(Provided entries)
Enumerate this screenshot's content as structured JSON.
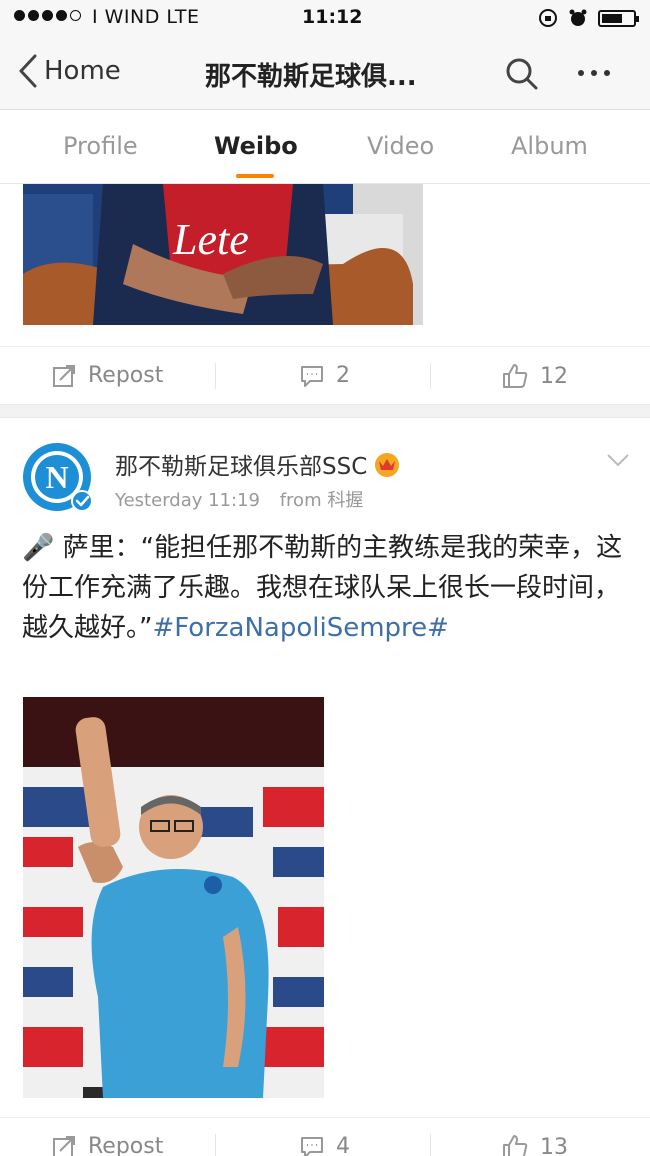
{
  "status_bar": {
    "carrier": "I WIND   LTE",
    "time": "11:12",
    "signal_bars_filled": 4,
    "signal_bars_total": 5,
    "battery_level": 0.65
  },
  "nav": {
    "back_label": "Home",
    "title": "那不勒斯足球俱..."
  },
  "tabs": [
    {
      "label": "Profile",
      "active": false
    },
    {
      "label": "Weibo",
      "active": true
    },
    {
      "label": "Video",
      "active": false
    },
    {
      "label": "Album",
      "active": false
    }
  ],
  "colors": {
    "accent": "#ff8200",
    "hashtag": "#3f6fa8",
    "napoli_blue": "#1d8fd6"
  },
  "posts": [
    {
      "image_alt": "Napoli player in Lete shirt seated",
      "actions": {
        "repost_label": "Repost",
        "comments": "2",
        "likes": "12"
      }
    },
    {
      "author": "那不勒斯足球俱乐部SSC",
      "timestamp": "Yesterday 11:19",
      "source": "from 科握",
      "text_prefix": "🎤 萨里：“能担任那不勒斯的主教练是我的荣幸，这份工作充满了乐趣。我想在球队呆上很长一段时间，越久越好。”",
      "hashtag": "#ForzaNapoliSempre#",
      "actions": {
        "repost_label": "Repost",
        "comments": "4",
        "likes": "13"
      }
    }
  ]
}
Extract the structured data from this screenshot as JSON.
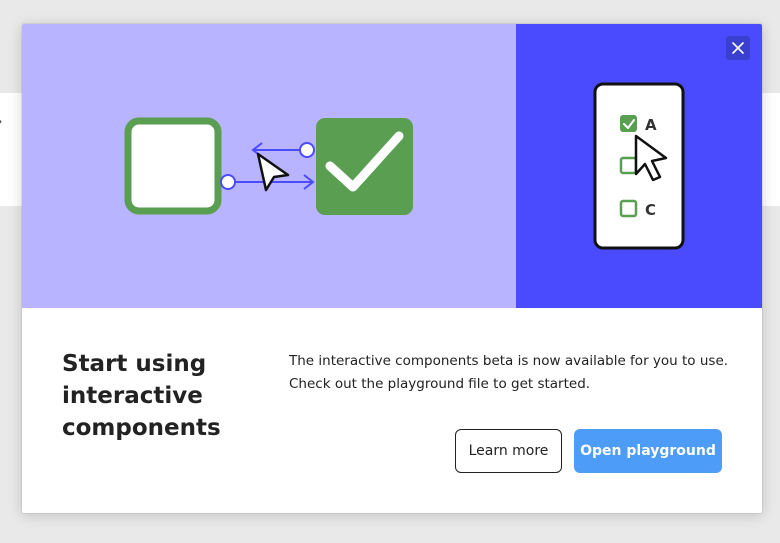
{
  "modal": {
    "title": "Start using interactive components",
    "description": "The interactive components beta is now available for you to use. Check out the playground file to get started.",
    "learn_more_label": "Learn more",
    "open_playground_label": "Open playground"
  },
  "illustration": {
    "checklist_options": [
      "A",
      "",
      "C"
    ],
    "checked_option": "A"
  },
  "colors": {
    "hero_left_bg": "#b8b4ff",
    "hero_right_bg": "#4a4bff",
    "component_green": "#5a9e52",
    "connector_blue": "#4a4bff",
    "primary_button": "#4d9cf7",
    "close_button_bg": "#3b3fcf"
  },
  "icons": {
    "close": "close-icon",
    "cursor": "cursor-arrow-icon",
    "checkmark": "checkmark-icon"
  }
}
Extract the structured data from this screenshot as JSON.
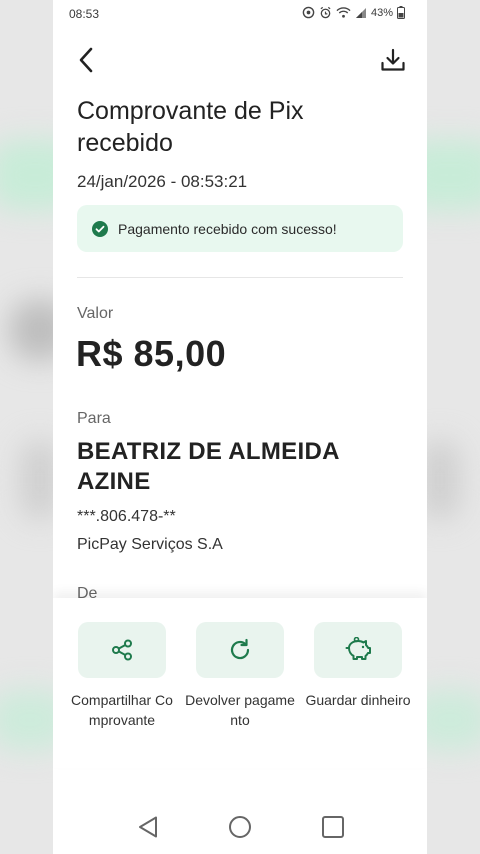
{
  "status_bar": {
    "time": "08:53",
    "battery": "43%"
  },
  "header": {
    "title": "Comprovante de Pix recebido",
    "datetime": "24/jan/2026 - 08:53:21"
  },
  "banner": {
    "text": "Pagamento recebido com sucesso!",
    "color": "#e8f8ef",
    "icon": "check-circle-icon"
  },
  "details": {
    "value_label": "Valor",
    "amount": "R$ 85,00",
    "to_label": "Para",
    "recipient_name": "BEATRIZ DE ALMEIDA AZINE",
    "recipient_document": "***.806.478-**",
    "recipient_institution": "PicPay Serviços S.A",
    "from_label": "De"
  },
  "actions": [
    {
      "label": "Compartilhar Comprovante",
      "icon": "share-icon"
    },
    {
      "label": "Devolver pagamento",
      "icon": "refresh-icon"
    },
    {
      "label": "Guardar dinheiro",
      "icon": "piggy-bank-icon"
    }
  ],
  "colors": {
    "accent": "#1e7a4c",
    "action_bg": "#e9f4ee"
  }
}
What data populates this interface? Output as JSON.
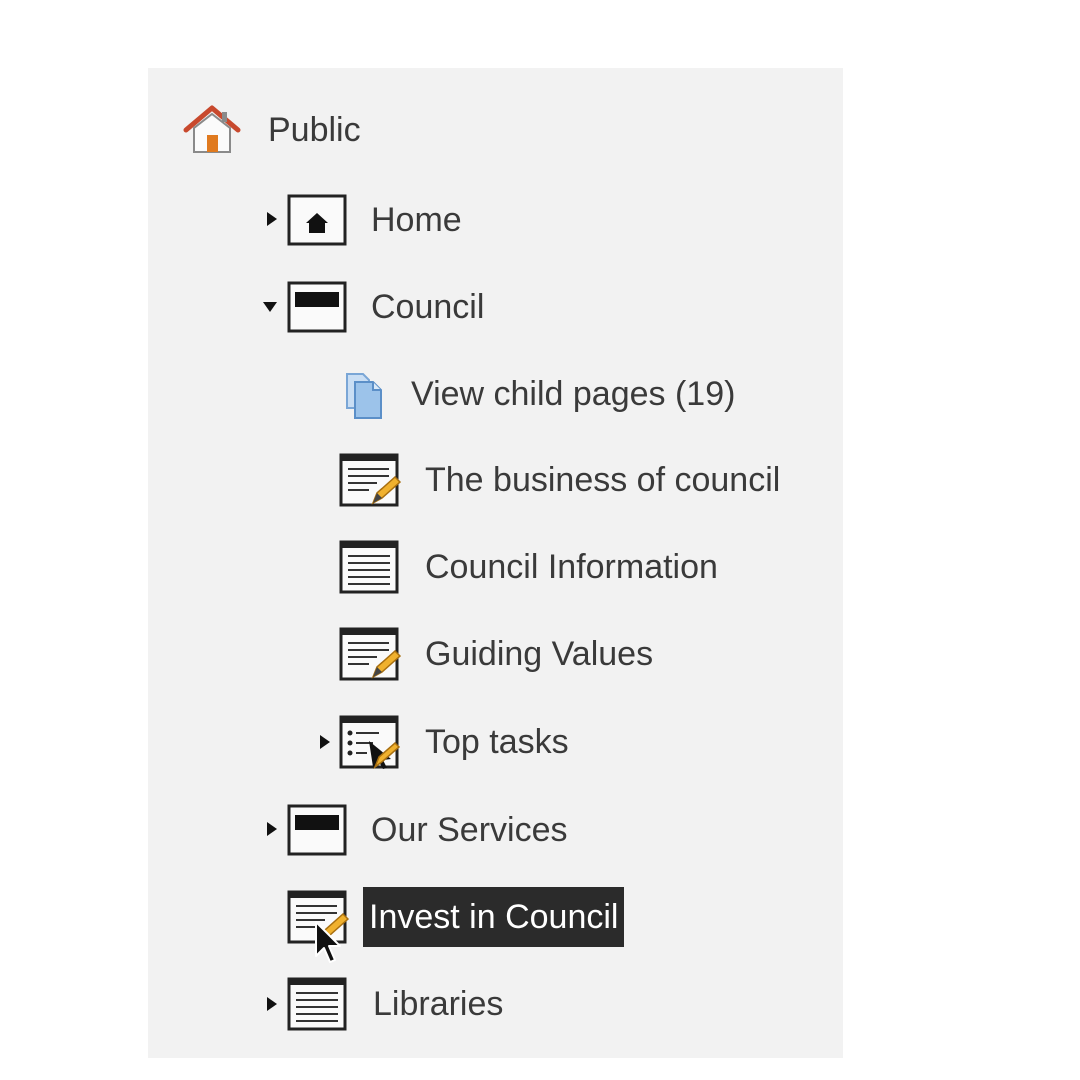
{
  "tree": {
    "root": {
      "label": "Public",
      "icon": "house-icon"
    },
    "items": [
      {
        "label": "Home",
        "icon": "home-page-icon",
        "toggle": "collapsed"
      },
      {
        "label": "Council",
        "icon": "section-page-icon",
        "toggle": "expanded"
      },
      {
        "label": "View child pages (19)",
        "icon": "child-pages-icon"
      },
      {
        "label": "The business of council",
        "icon": "edit-page-icon"
      },
      {
        "label": "Council Information",
        "icon": "text-page-icon"
      },
      {
        "label": "Guiding Values",
        "icon": "edit-page-icon"
      },
      {
        "label": "Top tasks",
        "icon": "task-list-icon",
        "toggle": "collapsed"
      },
      {
        "label": "Our Services",
        "icon": "section-page-icon",
        "toggle": "collapsed"
      },
      {
        "label": "Invest in Council",
        "icon": "edit-page-icon",
        "selected": true
      },
      {
        "label": "Libraries",
        "icon": "text-page-icon",
        "toggle": "collapsed"
      }
    ]
  },
  "colors": {
    "panel_bg": "#f2f2f2",
    "selected_bg": "#2b2b2b",
    "house_roof": "#c8492d",
    "house_door": "#e07a1f",
    "pencil": "#f0b12e",
    "child_pages_icon": "#9cc3ea"
  }
}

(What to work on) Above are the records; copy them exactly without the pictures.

(Output for this task)
Enumerate this screenshot's content as structured JSON.
{
  "status_bar": {
    "carrier": "I WIND   LTE",
    "time": "11:12",
    "signal_bars_filled": 4,
    "signal_bars_total": 5,
    "battery_level": 0.65
  },
  "nav": {
    "back_label": "Home",
    "title": "那不勒斯足球俱..."
  },
  "tabs": [
    {
      "label": "Profile",
      "active": false
    },
    {
      "label": "Weibo",
      "active": true
    },
    {
      "label": "Video",
      "active": false
    },
    {
      "label": "Album",
      "active": false
    }
  ],
  "colors": {
    "accent": "#ff8200",
    "hashtag": "#3f6fa8",
    "napoli_blue": "#1d8fd6"
  },
  "posts": [
    {
      "image_alt": "Napoli player in Lete shirt seated",
      "actions": {
        "repost_label": "Repost",
        "comments": "2",
        "likes": "12"
      }
    },
    {
      "author": "那不勒斯足球俱乐部SSC",
      "timestamp": "Yesterday 11:19",
      "source": "from 科握",
      "text_prefix": "🎤 萨里：“能担任那不勒斯的主教练是我的荣幸，这份工作充满了乐趣。我想在球队呆上很长一段时间，越久越好。”",
      "hashtag": "#ForzaNapoliSempre#",
      "actions": {
        "repost_label": "Repost",
        "comments": "4",
        "likes": "13"
      }
    }
  ]
}
Extract the structured data from this screenshot as JSON.
{
  "modal": {
    "title": "Start using interactive components",
    "description": "The interactive components beta is now available for you to use. Check out the playground file to get started.",
    "learn_more_label": "Learn more",
    "open_playground_label": "Open playground"
  },
  "illustration": {
    "checklist_options": [
      "A",
      "",
      "C"
    ],
    "checked_option": "A"
  },
  "colors": {
    "hero_left_bg": "#b8b4ff",
    "hero_right_bg": "#4a4bff",
    "component_green": "#5a9e52",
    "connector_blue": "#4a4bff",
    "primary_button": "#4d9cf7",
    "close_button_bg": "#3b3fcf"
  },
  "icons": {
    "close": "close-icon",
    "cursor": "cursor-arrow-icon",
    "checkmark": "checkmark-icon"
  }
}
Extract the structured data from this screenshot as JSON.
{
  "status_bar": {
    "time": "08:53",
    "battery": "43%"
  },
  "header": {
    "title": "Comprovante de Pix recebido",
    "datetime": "24/jan/2026 - 08:53:21"
  },
  "banner": {
    "text": "Pagamento recebido com sucesso!",
    "color": "#e8f8ef",
    "icon": "check-circle-icon"
  },
  "details": {
    "value_label": "Valor",
    "amount": "R$ 85,00",
    "to_label": "Para",
    "recipient_name": "BEATRIZ DE ALMEIDA AZINE",
    "recipient_document": "***.806.478-**",
    "recipient_institution": "PicPay Serviços S.A",
    "from_label": "De"
  },
  "actions": [
    {
      "label": "Compartilhar Comprovante",
      "icon": "share-icon"
    },
    {
      "label": "Devolver pagamento",
      "icon": "refresh-icon"
    },
    {
      "label": "Guardar dinheiro",
      "icon": "piggy-bank-icon"
    }
  ],
  "colors": {
    "accent": "#1e7a4c",
    "action_bg": "#e9f4ee"
  }
}
What data populates this interface? Output as JSON.
{
  "tree": {
    "root": {
      "label": "Public",
      "icon": "house-icon"
    },
    "items": [
      {
        "label": "Home",
        "icon": "home-page-icon",
        "toggle": "collapsed"
      },
      {
        "label": "Council",
        "icon": "section-page-icon",
        "toggle": "expanded"
      },
      {
        "label": "View child pages (19)",
        "icon": "child-pages-icon"
      },
      {
        "label": "The business of council",
        "icon": "edit-page-icon"
      },
      {
        "label": "Council Information",
        "icon": "text-page-icon"
      },
      {
        "label": "Guiding Values",
        "icon": "edit-page-icon"
      },
      {
        "label": "Top tasks",
        "icon": "task-list-icon",
        "toggle": "collapsed"
      },
      {
        "label": "Our Services",
        "icon": "section-page-icon",
        "toggle": "collapsed"
      },
      {
        "label": "Invest in Council",
        "icon": "edit-page-icon",
        "selected": true
      },
      {
        "label": "Libraries",
        "icon": "text-page-icon",
        "toggle": "collapsed"
      }
    ]
  },
  "colors": {
    "panel_bg": "#f2f2f2",
    "selected_bg": "#2b2b2b",
    "house_roof": "#c8492d",
    "house_door": "#e07a1f",
    "pencil": "#f0b12e",
    "child_pages_icon": "#9cc3ea"
  }
}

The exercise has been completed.